Given records:
-- Opening Marker --
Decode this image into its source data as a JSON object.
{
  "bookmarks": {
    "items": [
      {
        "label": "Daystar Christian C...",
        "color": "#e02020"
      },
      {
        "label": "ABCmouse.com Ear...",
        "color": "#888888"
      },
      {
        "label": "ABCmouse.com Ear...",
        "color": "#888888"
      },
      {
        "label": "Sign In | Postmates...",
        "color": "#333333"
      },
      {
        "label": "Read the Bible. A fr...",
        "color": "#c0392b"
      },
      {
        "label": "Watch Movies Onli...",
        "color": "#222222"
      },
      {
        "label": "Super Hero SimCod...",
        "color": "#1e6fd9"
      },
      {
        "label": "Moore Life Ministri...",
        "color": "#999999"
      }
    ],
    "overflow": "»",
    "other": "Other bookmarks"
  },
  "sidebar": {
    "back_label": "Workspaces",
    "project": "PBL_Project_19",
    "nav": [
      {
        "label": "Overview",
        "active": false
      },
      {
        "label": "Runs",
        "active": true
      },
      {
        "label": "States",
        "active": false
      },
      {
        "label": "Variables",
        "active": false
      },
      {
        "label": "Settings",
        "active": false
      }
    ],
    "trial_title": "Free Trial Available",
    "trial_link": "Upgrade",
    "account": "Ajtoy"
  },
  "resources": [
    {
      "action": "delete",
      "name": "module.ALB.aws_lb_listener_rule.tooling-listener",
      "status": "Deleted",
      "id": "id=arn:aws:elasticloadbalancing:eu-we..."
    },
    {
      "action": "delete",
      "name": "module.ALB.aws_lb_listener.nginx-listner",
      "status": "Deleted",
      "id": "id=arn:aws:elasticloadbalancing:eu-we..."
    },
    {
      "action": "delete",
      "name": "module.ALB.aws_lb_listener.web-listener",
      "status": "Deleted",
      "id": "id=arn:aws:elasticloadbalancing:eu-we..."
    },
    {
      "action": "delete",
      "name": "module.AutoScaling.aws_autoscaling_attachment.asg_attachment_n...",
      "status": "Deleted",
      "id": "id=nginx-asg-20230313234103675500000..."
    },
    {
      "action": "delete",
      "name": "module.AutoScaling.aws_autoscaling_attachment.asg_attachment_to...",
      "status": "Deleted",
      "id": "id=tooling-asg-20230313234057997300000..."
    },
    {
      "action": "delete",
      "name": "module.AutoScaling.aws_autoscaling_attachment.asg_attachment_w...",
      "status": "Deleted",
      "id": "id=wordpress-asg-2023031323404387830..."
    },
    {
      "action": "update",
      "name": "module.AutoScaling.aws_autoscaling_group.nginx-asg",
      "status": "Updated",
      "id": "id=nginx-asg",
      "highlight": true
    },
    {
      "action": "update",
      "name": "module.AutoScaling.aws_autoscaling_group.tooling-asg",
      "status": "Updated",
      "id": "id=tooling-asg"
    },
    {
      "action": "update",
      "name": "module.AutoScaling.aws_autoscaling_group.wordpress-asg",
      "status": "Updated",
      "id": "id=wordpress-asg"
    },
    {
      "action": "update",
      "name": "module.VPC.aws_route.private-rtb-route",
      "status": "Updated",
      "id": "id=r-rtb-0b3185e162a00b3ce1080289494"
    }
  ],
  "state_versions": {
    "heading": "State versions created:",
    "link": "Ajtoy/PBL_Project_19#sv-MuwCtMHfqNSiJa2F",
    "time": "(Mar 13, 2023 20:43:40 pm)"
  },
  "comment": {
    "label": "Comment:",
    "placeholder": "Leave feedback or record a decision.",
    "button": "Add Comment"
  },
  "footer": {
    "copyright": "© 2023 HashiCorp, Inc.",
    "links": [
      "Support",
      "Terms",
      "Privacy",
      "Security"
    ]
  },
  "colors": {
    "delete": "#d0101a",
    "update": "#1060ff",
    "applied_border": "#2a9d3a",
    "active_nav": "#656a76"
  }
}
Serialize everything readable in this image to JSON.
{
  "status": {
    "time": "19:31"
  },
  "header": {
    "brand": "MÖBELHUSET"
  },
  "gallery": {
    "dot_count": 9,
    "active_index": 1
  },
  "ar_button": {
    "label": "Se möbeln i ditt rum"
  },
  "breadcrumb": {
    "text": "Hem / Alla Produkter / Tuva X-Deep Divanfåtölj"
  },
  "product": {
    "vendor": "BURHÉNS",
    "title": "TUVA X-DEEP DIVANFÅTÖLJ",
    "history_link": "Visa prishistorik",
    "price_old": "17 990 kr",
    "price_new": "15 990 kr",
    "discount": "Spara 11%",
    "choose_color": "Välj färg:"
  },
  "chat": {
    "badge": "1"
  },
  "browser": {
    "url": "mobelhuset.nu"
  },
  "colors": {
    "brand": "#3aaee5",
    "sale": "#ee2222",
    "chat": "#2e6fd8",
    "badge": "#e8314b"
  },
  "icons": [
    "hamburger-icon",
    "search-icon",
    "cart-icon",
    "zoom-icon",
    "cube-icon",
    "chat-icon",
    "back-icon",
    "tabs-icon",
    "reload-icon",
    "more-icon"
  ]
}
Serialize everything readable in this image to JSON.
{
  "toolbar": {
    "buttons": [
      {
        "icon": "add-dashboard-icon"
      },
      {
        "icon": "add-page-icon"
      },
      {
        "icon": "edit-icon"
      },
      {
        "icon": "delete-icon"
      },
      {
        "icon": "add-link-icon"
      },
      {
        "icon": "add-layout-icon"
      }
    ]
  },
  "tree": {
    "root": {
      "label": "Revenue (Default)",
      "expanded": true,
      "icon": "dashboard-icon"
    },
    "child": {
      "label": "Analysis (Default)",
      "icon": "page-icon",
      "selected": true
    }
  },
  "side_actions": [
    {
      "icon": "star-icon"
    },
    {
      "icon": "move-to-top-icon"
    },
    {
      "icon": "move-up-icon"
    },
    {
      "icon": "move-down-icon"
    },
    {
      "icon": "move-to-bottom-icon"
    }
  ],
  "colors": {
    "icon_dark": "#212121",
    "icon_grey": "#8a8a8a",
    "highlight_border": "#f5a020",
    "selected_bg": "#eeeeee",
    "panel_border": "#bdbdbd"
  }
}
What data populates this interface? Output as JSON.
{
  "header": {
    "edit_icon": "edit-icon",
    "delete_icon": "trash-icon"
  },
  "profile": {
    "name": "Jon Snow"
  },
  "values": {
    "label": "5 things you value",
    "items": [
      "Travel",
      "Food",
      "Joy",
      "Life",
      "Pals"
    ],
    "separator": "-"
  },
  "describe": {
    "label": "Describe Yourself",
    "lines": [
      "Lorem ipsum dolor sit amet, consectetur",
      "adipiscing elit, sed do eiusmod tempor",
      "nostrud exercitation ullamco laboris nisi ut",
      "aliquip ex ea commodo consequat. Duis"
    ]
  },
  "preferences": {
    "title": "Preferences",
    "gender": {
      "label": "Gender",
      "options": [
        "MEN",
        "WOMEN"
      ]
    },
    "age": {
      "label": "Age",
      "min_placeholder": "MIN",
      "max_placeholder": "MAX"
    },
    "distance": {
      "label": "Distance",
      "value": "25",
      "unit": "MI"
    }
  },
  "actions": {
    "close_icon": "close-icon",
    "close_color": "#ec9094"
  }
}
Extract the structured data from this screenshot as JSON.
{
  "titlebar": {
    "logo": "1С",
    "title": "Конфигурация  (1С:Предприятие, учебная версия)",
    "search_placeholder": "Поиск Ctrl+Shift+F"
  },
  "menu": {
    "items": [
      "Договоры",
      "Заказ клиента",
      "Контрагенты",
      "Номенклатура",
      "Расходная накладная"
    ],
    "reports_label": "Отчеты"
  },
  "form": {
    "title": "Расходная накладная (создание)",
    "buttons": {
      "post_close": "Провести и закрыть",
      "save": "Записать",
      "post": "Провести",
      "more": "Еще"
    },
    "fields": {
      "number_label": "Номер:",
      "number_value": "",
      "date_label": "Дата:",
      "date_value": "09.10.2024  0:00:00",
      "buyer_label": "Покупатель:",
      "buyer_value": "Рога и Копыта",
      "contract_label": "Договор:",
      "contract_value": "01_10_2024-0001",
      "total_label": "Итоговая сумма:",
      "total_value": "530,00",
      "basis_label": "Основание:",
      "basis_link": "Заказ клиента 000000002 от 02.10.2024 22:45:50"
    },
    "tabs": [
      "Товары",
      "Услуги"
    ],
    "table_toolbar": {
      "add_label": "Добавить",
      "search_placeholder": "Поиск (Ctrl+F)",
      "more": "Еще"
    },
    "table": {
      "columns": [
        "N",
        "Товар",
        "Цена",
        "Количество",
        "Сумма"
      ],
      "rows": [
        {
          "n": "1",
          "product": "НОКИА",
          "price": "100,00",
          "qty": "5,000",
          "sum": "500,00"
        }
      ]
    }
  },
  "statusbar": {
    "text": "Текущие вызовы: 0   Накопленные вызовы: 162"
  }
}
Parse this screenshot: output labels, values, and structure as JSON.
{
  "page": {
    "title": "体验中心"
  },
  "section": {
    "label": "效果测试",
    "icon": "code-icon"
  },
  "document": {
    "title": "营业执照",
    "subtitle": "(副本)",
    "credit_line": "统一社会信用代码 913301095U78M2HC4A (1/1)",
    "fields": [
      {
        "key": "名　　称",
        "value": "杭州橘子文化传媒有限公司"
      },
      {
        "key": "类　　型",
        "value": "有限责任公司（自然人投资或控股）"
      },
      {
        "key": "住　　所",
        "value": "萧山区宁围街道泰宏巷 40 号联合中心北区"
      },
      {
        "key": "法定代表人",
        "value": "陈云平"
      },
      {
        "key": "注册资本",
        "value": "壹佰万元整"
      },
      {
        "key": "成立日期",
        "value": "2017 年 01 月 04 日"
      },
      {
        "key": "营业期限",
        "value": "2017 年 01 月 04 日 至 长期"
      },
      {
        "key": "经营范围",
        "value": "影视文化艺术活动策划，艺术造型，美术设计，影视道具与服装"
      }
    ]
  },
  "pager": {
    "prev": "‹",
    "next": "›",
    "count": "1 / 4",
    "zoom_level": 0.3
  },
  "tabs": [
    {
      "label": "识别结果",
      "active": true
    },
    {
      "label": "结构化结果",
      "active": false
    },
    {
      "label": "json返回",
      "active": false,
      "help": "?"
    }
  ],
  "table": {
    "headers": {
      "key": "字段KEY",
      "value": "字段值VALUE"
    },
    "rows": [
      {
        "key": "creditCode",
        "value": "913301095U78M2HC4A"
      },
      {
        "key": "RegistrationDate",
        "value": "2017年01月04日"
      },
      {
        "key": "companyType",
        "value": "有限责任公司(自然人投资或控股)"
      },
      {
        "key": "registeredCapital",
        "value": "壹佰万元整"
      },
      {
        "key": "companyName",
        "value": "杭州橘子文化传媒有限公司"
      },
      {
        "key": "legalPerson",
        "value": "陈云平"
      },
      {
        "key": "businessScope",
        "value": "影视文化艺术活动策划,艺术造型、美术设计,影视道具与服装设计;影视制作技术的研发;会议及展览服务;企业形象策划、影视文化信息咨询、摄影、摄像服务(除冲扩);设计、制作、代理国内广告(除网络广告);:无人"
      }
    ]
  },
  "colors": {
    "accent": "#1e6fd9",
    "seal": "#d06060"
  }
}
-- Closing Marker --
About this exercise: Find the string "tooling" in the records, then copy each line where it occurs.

Solved problem:
      "name": "module.ALB.aws_lb_listener_rule.tooling-listener",
      "id": "id=tooling-asg-20230313234057997300000..."
      "name": "module.AutoScaling.aws_autoscaling_group.tooling-asg",
      "id": "id=tooling-asg"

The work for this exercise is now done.